We don’t know how Freddie processes death. It feels important, necessary even, to acknowledge and thoroughly accept that before anything else. We don’t know what this loss feels like in his heart. But there are some things we do know.
He misses her. It’s clear in the quiet times, the flashes of silence that happen when I catch him staring at her photo by “his flowers” (Bethie’s flowers). He loves thinking of her as silly; he loves laughing about his Boo Bear. He knows she lives somewhere else now, and he believes that she has everything he does, just in heaven. A navy blue house, a cape and crown, shelves full of books, a green bath tub. He knows she is happy.
When we first arrived home after losing Bethie, we used words that the grief counselor and chaplain at the hospital had shared with us. We modified them to include heaven and God, but we used many of the words and ideas they suggested to explain what happened. We modify them a bit with time, but generally, we continue to use these words today:
Bethie’s heart and body were trying very hard to work, but they were made differently than ours. They weren’t as strong as ours; they couldn’t work as well as ours do. The doctors helped her heart and body work for a long time, but then her heart and body became very tired and they stopped working. When your body cannot work any longer, you go to a new home – heaven. Heaven is full of love, happiness, silliness, and fun. Heaven is where God and Jesus live, and they are there to be with Bethie. We will still talk about Bethie, and love her, and see her in our photos and videos, but we cannot see her body any more because she lives in heaven. Bethie loved being here with us, but she is SO HAPPY there. We know that. Our hearts and bodies are still working, but Bethie’s are not. We are sad because we miss having her here with us, but we love her and we know she loves being in heaven.
It is repetitive, but we need to know that Freddie hears this message. We need him to know that we believe in heaven and we know who is there. We need him to know that we are here with him and will continue being here with him. We need to help him create a vision of Bethie, happy and whole still, even though he cannot see her here with us.
We talk with Freddie a lot about what Bethie is doing in heaven. When we found out about her heart, the consolation was that he would be too little to remember losing her. Now the hope is that he loved her here long enough that he will always remember her. We are devoted to doing whatever we can to help him remember. Often we ask him what she’s eating for dinner in heaven while we’re eating dinner, what she’s playing in heaven while we’re playing, what she’s reading in heaven while we’re reading. The question is applied to any and all parts of life. His answer is always the same – she is doing exactly what we’re doing, just in heaven.

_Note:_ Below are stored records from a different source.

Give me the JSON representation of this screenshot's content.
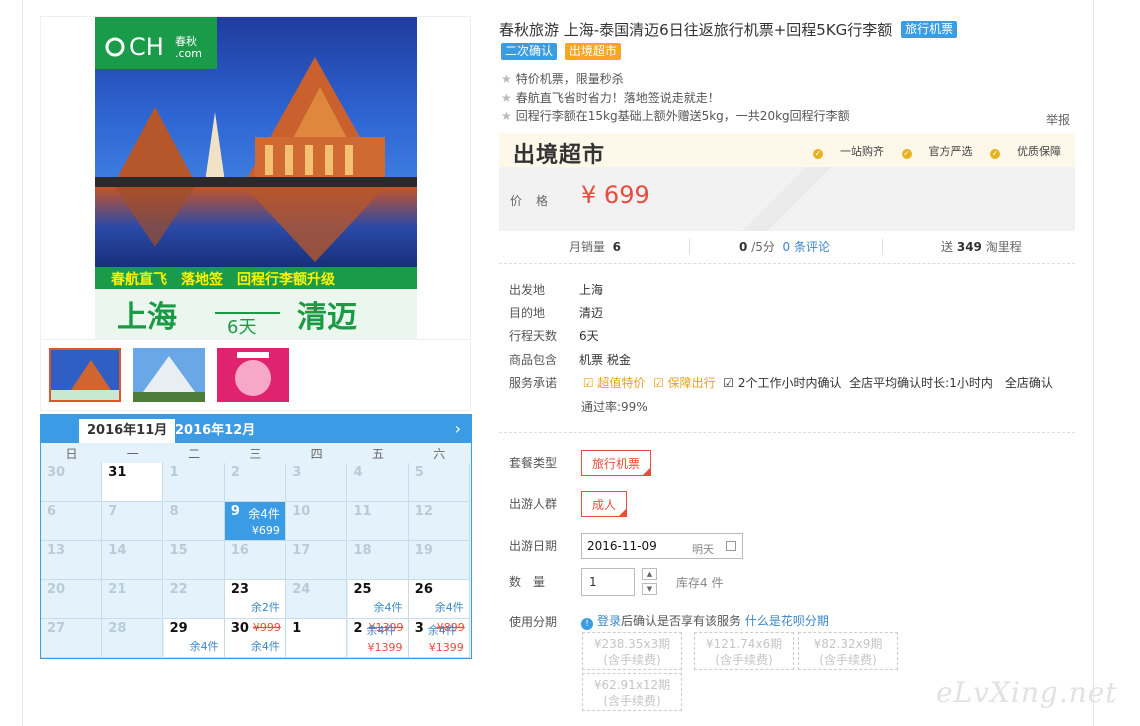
{
  "product": {
    "title": "春秋旅游 上海-泰国清迈6日往返旅行机票+回程5KG行李额",
    "title_tag": "旅行机票",
    "tags": [
      "二次确认",
      "出境超市"
    ],
    "features": [
      "特价机票，限量秒杀",
      "春航直飞省时省力！落地签说走就走！",
      "回程行李额在15kg基础上额外赠送5kg，一共20kg回程行李额"
    ],
    "report": "举报"
  },
  "image": {
    "logo_text": "CH",
    "logo_sub": "春秋",
    "logo_domain": ".com",
    "banner_line1": "春航直飞　落地签　回程行李额升级",
    "from": "上海",
    "duration": "6天",
    "to": "清迈"
  },
  "market": {
    "logo": "出境超市",
    "badges": [
      "一站购齐",
      "官方严选",
      "优质保障"
    ]
  },
  "price": {
    "label": "价格",
    "currency": "¥",
    "value": "699"
  },
  "stats": {
    "monthly_sales_label": "月销量",
    "monthly_sales": "6",
    "rating": "0",
    "rating_of": "/5分",
    "reviews": "0 条评论",
    "points_prefix": "送",
    "points": "349",
    "points_suffix": "淘里程"
  },
  "info": {
    "departure_label": "出发地",
    "departure": "上海",
    "destination_label": "目的地",
    "destination": "清迈",
    "days_label": "行程天数",
    "days": "6天",
    "includes_label": "商品包含",
    "includes": "机票  税金",
    "promise_label": "服务承诺",
    "promises": [
      "超值特价",
      "保障出行",
      "2个工作小时内确认"
    ],
    "promise_rest": "全店平均确认时长:1小时内　全店确认",
    "promise_rest2": "通过率:99%"
  },
  "options": {
    "package_label": "套餐类型",
    "package_value": "旅行机票",
    "group_label": "出游人群",
    "group_value": "成人",
    "date_label": "出游日期",
    "date_value": "2016-11-09",
    "date_hint": "明天",
    "qty_label": "数　量",
    "qty_value": "1",
    "stock": "库存4 件",
    "installment_label": "使用分期",
    "installment_link1": "登录",
    "installment_text": "后确认是否享有该服务",
    "installment_link2": "什么是花呗分期",
    "plans": [
      {
        "amount": "¥238.35",
        "periods": "x3期",
        "fee": "(含手续费)"
      },
      {
        "amount": "¥121.74",
        "periods": "x6期",
        "fee": "(含手续费)"
      },
      {
        "amount": "¥82.32",
        "periods": "x9期",
        "fee": "(含手续费)"
      },
      {
        "amount": "¥62.91",
        "periods": "x12期",
        "fee": "(含手续费)"
      }
    ]
  },
  "calendar": {
    "month_active": "2016年11月",
    "month_next": "2016年12月",
    "weekdays": [
      "日",
      "一",
      "二",
      "三",
      "四",
      "五",
      "六"
    ],
    "rows": [
      [
        {
          "d": "30"
        },
        {
          "d": "31",
          "w": true
        },
        {
          "d": "1"
        },
        {
          "d": "2"
        },
        {
          "d": "3"
        },
        {
          "d": "4"
        },
        {
          "d": "5"
        }
      ],
      [
        {
          "d": "6"
        },
        {
          "d": "7"
        },
        {
          "d": "8"
        },
        {
          "d": "9",
          "sel": true,
          "stock": "余4件",
          "price": "¥699"
        },
        {
          "d": "10"
        },
        {
          "d": "11"
        },
        {
          "d": "12"
        }
      ],
      [
        {
          "d": "13"
        },
        {
          "d": "14"
        },
        {
          "d": "15"
        },
        {
          "d": "16"
        },
        {
          "d": "17"
        },
        {
          "d": "18"
        },
        {
          "d": "19"
        }
      ],
      [
        {
          "d": "20"
        },
        {
          "d": "21"
        },
        {
          "d": "22"
        },
        {
          "d": "23",
          "w": true,
          "stock": "余2件"
        },
        {
          "d": "24"
        },
        {
          "d": "25",
          "w": true,
          "stock": "余4件"
        },
        {
          "d": "26",
          "w": true,
          "stock": "余4件"
        }
      ],
      [
        {
          "d": "27"
        },
        {
          "d": "28"
        },
        {
          "d": "29",
          "w": true,
          "stock": "余4件"
        },
        {
          "d": "30",
          "w": true,
          "old": "¥999",
          "stock": "余4件"
        },
        {
          "d": "1",
          "w": true
        },
        {
          "d": "2",
          "w": true,
          "old": "¥1399",
          "price": "¥1399",
          "stock2": "余4件"
        },
        {
          "d": "3",
          "w": true,
          "old": "¥899",
          "price": "¥1399",
          "stock2": "余4件"
        }
      ]
    ]
  },
  "watermark": "eLvXing.net"
}
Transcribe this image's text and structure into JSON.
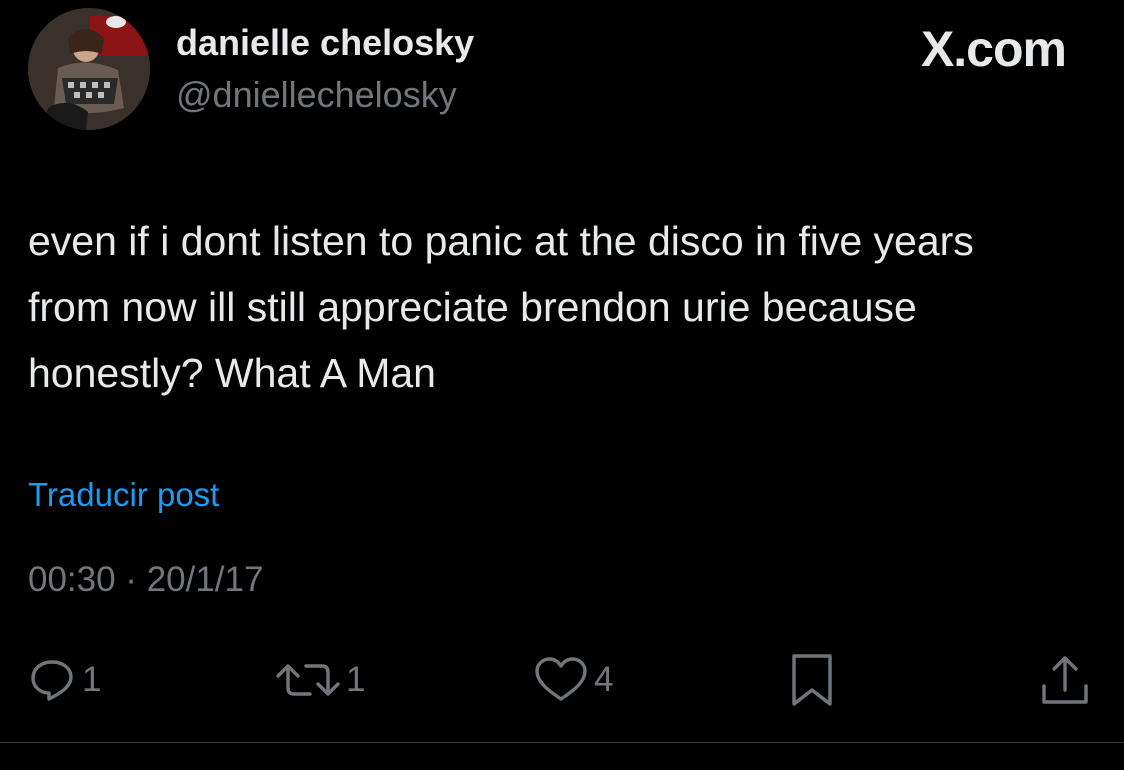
{
  "author": {
    "display_name": "danielle chelosky",
    "handle": "@dniellechelosky",
    "avatar_icon": "profile-photo"
  },
  "brand": "X.com",
  "post": {
    "text": "even if i dont listen to panic at the disco in five years from now ill still appreciate brendon urie because honestly? What A Man",
    "translate_label": "Traducir post",
    "timestamp": "00:30 · 20/1/17"
  },
  "actions": {
    "reply": {
      "icon": "reply-icon",
      "count": "1"
    },
    "repost": {
      "icon": "repost-icon",
      "count": "1"
    },
    "like": {
      "icon": "heart-icon",
      "count": "4"
    },
    "bookmark": {
      "icon": "bookmark-icon"
    },
    "share": {
      "icon": "share-icon"
    }
  },
  "colors": {
    "background": "#000000",
    "primary_text": "#e7e9ea",
    "secondary_text": "#71767b",
    "link": "#1d9bf0",
    "divider": "#2f3336"
  }
}
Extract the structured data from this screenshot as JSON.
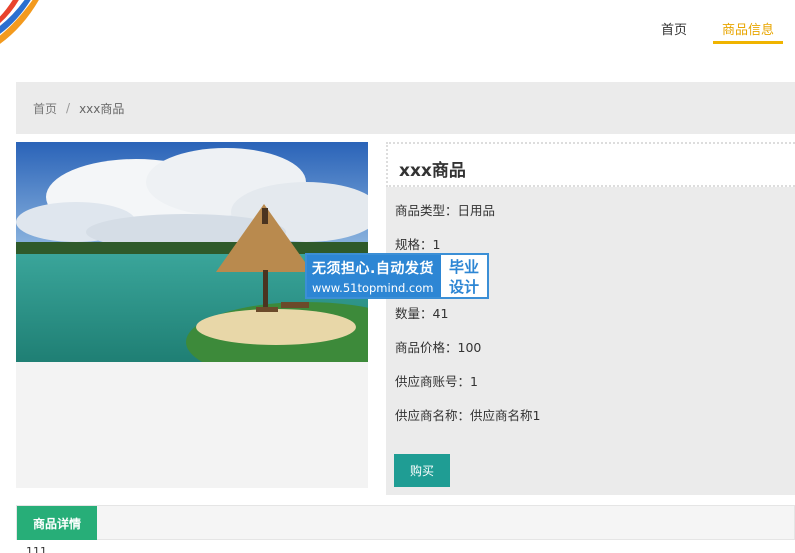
{
  "nav": {
    "items": [
      {
        "label": "首页"
      },
      {
        "label": "商品信息"
      }
    ]
  },
  "breadcrumb": {
    "home": "首页",
    "separator": "/",
    "current": "xxx商品"
  },
  "product": {
    "title": "xxx商品",
    "attributes": [
      {
        "key": "商品类型：",
        "value": "日用品"
      },
      {
        "key": "规格：",
        "value": "1"
      },
      {
        "key": "数量：",
        "value": "41"
      },
      {
        "key": "商品价格：",
        "value": "100"
      },
      {
        "key": "供应商账号：",
        "value": "1"
      },
      {
        "key": "供应商名称：",
        "value": "供应商名称1"
      }
    ],
    "buy_label": "购买"
  },
  "watermark": {
    "line1": "无须担心.自动发货",
    "line2": "www.51topmind.com",
    "right_top": "毕业",
    "right_bottom": "设计"
  },
  "tabs": {
    "active_label": "商品详情"
  },
  "detail": {
    "peek": "111"
  },
  "colors": {
    "accent_nav": "#f0b400",
    "buy_button": "#1f9d94",
    "tab_active": "#27ae78",
    "watermark_blue": "#2d86d4"
  }
}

The first time he strayed from this was in the grocery store. On his own, without anyone asking, he declared, “Bethie’s at the grocery store too in heaven! And she has her own green cart!” I seized the opportunity he gave and asked him, “But who is pushing her in her cart in heaven?” He was thoughtful for a few seconds, and then he replied, “God!” He knew that I couldn’t be here and in heaven because she cannot be here and in heaven, and so he had to choose someone else to be with her. And he chose God. He chose God because we have spent time teaching him that Bethie is not alone in heaven; she will never be alone in heaven. She is with God and he loves her. And he remembered. It was a moment of true pride for me, and it also cushioned my sometimes-fearful heart. He is remembering her, and he believes. And when a child talks about God and heaven it is with pure conviction; it is true and real and untainted. It is how I wish we could all approach that being and that place.
Our children’s love for God is pure, and, as parents, our greatest task in life is to encourage this love. And perhaps learn from it too.